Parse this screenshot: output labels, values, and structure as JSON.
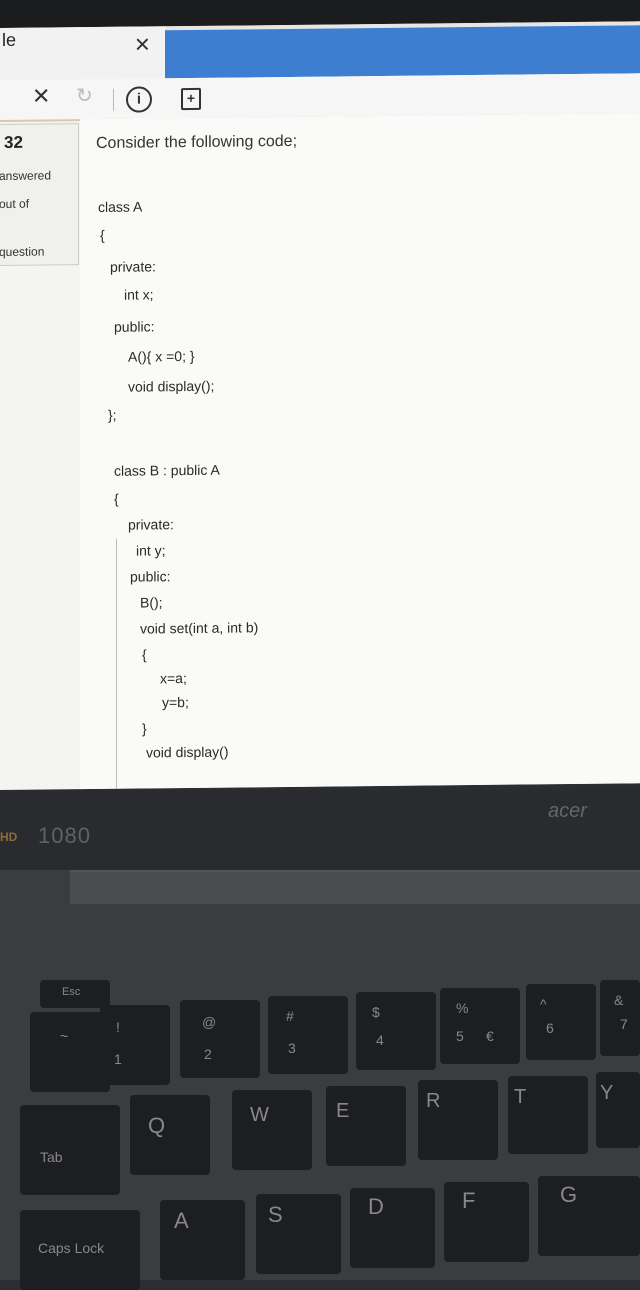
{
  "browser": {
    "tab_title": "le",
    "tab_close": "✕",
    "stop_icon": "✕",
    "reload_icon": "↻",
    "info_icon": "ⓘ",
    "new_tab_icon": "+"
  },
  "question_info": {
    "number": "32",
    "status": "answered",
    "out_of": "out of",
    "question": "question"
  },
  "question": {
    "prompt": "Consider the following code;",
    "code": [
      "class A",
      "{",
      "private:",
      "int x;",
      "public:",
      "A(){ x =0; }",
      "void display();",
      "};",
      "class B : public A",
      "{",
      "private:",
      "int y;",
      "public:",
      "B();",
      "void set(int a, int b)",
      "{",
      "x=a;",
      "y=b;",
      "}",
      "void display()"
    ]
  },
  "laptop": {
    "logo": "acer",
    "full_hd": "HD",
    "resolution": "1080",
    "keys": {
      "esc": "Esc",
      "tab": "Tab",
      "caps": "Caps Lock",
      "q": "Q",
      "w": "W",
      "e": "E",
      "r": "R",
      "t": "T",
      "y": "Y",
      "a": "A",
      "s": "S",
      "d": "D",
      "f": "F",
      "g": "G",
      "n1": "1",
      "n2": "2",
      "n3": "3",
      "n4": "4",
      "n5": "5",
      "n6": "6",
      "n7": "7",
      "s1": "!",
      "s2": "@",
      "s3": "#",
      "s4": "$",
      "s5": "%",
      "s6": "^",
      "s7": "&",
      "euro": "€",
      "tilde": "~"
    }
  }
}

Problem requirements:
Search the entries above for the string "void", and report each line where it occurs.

Result:
      "void display();",
      "void set(int a, int b)",
      "void display()"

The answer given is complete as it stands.